Don’t Film So Close to Me: Can Copyrighted Music Keep Vids of Police Encounters Off The Internet?



In this week’s episode of the Briefing by the IP Law Blog, Scott Hervey and Josh Escovedo discuss recent news stories reporting that police officers played copyrighted music during filmed encounters, ostensibly to keep the videos from being uploaded to the Internet. Scott and Josh discuss how copyright law, the DMCA, and fair use apply to this tactic.

Watch the video of this episode on the Weintraub Tobin YouTube channel, here.

Scott’s article on this topic on the IP Law Blog can be read here.

Case discussed: Lenz v. Universal Music Group


Bonus Olympic Episode: IOC Gets Gold in Trademark Enforcement



Graphic with episode title: IOC Gets Gold In Trademark EnforcementIn this bonus episode of the Briefing by the IP Law Blog, Scott Hervey and Josh Escovedo discuss the stringent trademark enforcement protection for Olympic symbols, words, and phrases as well as recent lawsuits that have reinforced that protection.
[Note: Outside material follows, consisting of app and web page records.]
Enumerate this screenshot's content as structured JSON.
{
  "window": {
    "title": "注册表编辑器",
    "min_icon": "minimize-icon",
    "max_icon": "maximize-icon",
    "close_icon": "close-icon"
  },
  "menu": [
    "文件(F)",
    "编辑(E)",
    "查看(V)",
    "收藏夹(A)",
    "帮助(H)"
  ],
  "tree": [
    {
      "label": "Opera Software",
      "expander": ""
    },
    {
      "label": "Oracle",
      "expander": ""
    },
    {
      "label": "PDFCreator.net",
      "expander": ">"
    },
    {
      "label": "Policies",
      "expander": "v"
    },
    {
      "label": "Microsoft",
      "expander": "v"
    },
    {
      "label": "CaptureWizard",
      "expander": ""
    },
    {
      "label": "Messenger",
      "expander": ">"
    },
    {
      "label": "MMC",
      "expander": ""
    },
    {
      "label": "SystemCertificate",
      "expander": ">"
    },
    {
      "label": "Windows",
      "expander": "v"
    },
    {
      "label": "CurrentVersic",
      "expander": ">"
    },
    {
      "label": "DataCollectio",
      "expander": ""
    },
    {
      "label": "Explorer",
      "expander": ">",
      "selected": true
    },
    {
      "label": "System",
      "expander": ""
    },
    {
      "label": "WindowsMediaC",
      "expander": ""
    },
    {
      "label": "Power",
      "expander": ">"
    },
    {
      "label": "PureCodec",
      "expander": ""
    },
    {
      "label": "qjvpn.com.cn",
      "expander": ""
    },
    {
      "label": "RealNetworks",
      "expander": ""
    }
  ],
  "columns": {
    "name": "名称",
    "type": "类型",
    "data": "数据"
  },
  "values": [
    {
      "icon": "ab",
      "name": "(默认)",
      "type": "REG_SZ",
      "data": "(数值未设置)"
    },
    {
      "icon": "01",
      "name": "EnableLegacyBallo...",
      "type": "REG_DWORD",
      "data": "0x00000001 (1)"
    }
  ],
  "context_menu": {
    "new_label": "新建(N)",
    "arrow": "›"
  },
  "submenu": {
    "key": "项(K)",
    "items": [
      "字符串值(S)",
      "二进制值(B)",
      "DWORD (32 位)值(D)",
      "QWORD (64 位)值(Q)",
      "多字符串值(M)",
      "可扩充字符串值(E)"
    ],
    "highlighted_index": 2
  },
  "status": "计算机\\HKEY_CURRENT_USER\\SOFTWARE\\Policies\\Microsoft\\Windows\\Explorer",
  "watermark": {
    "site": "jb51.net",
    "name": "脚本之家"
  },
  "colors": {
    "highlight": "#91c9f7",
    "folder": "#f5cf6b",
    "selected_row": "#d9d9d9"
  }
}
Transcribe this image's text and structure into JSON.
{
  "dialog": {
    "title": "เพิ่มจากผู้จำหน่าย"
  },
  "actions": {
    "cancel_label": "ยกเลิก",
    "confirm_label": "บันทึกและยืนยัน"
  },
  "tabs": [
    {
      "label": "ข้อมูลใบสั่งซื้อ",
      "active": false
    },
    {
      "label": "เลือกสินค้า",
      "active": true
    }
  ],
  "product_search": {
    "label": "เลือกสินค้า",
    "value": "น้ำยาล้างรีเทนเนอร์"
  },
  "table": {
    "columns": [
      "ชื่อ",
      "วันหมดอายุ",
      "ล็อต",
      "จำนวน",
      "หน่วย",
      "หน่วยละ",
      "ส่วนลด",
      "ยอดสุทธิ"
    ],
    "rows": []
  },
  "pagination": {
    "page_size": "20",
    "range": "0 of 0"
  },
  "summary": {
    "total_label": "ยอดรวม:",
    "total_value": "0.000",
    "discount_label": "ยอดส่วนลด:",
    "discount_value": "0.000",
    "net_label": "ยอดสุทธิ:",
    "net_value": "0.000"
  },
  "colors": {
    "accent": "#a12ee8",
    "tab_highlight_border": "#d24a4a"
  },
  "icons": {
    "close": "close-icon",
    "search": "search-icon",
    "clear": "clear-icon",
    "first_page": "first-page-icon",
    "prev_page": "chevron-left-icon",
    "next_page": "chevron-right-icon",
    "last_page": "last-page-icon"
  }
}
Lawsuits discussed:
San Francisco Arts & Athletics, Inc. v United States Olympic Committee
USOPC v Puma

Watch the video version of this episode on YouTube, here.


Space Erotica Flick Not Infringed by Black Mirror



Graphic Title: Space Erotica Flick Not Infringed by Black MirrorThis week on the Briefing by the IP Law Blog, Scott Hervey and Josh Escovedo discuss the copyright lawsuit over a Black Mirror episode starring Miley Cyrus, the plot of which filmmaker Geoffrey Blair Hajim said was lifted from his film “Strange Frame: Love and Sax.”

Watch the episode on the “The Briefing from the IP Law Blog” YouTube channel: https://youtu.be/X1A3lKS7a8s


Nike Threatens Fire & Brimstone Over Satanic Custom Shoe Makers



Graphic that reads: The Briefing The Ip Law Blog Nike Threatens Fire & Brimstone Over Satanic Custom Shoe MakerIn this week’s episode of The Briefing by The IP Law Blog, attorneys Scott Hervey and Josh Escovedo discuss the trademark litigation between Nike and a custom shoe maker, MSCHF (pronounced “Mischief”). In Nike Inc. v MSCHF Product Studio, Inc. Nike sued MSCHF over unauthorized versions of the Nike Air Max 97 featuring satanic imagery. The shoes were tied into marketing by Rapper Lil Nas X, and all 666 pairs created by MSCHF were sold.

View the video recording of this episode on the Weintraub Tobin YouTube channel, here.


Andy Warhol’s Prince Prints: Not Fair Use!? (Part Two)



Opening graphic of The Briefing Video with title of episode: Andy Warhol's Prince Prints Not Fair Use!? Part Two In this week’s episode, attorneys Josh Escovedo and Scott Hervey discuss an update to the litigation over Andy Warhol’s series of portraits of the artist Prince (Andy Warhol Foundation v Goldsmith). They provide a recap of last week’s episode, which covers the Second Circuit decision in favor of Goldsmith, the photographer whose image Warhol used to create the Prince Portraits, and the holding that Warhol’s renditions were not transformative enough to be fair use. That decision overturned a lower court decision in favor of the Warhol Foundation.

This week, Scott and Josh discuss the possible impact of the Supreme Court fair use decision in Google LLC v Oracle America, Inc., including the Andy Warhol Foundation’s petition to the Second Circuit for review of the Goldsmith decision.

A video version of this episode can be found on “The Briefing from the IP Law BlogYouTube channel, here.